_Task description_: Could you find every line in the entries below that holds the word "JSON" and copy it?

Start of Block

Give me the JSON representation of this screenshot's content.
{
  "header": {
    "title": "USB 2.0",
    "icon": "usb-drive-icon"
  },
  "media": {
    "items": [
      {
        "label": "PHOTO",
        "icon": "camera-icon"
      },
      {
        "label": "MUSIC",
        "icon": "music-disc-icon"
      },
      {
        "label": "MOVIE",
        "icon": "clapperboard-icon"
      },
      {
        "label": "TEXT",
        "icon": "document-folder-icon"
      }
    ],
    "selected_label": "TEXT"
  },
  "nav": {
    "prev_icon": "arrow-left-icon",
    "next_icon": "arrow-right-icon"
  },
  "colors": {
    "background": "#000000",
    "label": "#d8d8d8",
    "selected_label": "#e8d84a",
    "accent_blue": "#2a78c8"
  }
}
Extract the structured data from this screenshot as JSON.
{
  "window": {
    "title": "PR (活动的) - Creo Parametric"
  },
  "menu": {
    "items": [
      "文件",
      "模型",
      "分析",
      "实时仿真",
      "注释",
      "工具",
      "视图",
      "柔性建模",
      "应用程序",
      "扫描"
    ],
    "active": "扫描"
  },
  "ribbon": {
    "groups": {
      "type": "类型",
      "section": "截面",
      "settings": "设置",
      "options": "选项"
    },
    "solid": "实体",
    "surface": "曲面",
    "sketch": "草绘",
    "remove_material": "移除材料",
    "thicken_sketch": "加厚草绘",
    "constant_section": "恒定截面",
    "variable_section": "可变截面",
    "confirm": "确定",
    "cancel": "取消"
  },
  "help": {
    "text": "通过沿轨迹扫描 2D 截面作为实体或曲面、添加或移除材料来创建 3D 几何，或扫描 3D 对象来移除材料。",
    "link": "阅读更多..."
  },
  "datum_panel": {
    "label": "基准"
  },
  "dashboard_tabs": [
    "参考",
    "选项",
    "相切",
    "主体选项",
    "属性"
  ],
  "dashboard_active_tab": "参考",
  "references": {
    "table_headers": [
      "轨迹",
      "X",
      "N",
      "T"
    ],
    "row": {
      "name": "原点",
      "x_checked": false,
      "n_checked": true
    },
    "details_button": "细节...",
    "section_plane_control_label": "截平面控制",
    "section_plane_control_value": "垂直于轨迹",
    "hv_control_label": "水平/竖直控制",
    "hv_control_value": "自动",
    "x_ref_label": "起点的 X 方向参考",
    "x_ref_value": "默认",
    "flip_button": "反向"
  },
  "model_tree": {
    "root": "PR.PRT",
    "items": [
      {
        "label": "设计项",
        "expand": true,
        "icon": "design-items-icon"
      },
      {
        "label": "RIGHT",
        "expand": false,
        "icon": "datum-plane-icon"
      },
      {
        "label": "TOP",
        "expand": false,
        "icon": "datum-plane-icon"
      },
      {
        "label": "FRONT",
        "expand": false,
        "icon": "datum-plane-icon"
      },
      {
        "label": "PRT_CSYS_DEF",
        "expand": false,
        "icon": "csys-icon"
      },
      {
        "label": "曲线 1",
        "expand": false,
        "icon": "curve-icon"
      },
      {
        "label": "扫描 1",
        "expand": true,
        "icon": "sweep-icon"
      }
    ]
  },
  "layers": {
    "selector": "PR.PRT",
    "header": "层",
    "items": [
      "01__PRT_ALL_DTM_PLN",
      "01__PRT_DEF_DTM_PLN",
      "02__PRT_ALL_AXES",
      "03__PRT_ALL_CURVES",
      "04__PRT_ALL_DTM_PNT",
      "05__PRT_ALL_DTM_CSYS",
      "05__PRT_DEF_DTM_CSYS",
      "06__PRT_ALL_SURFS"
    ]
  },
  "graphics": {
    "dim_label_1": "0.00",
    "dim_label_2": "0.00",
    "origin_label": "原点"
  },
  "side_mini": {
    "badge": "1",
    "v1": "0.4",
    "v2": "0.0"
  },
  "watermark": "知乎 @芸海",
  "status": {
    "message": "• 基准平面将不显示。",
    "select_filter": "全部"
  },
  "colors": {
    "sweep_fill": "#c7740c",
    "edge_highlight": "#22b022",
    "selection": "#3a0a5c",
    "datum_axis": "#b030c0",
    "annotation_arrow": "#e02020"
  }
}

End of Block

_Reply_:
Give me the JSON representation of this screenshot's content.
Extract the structured data from this screenshot as JSON.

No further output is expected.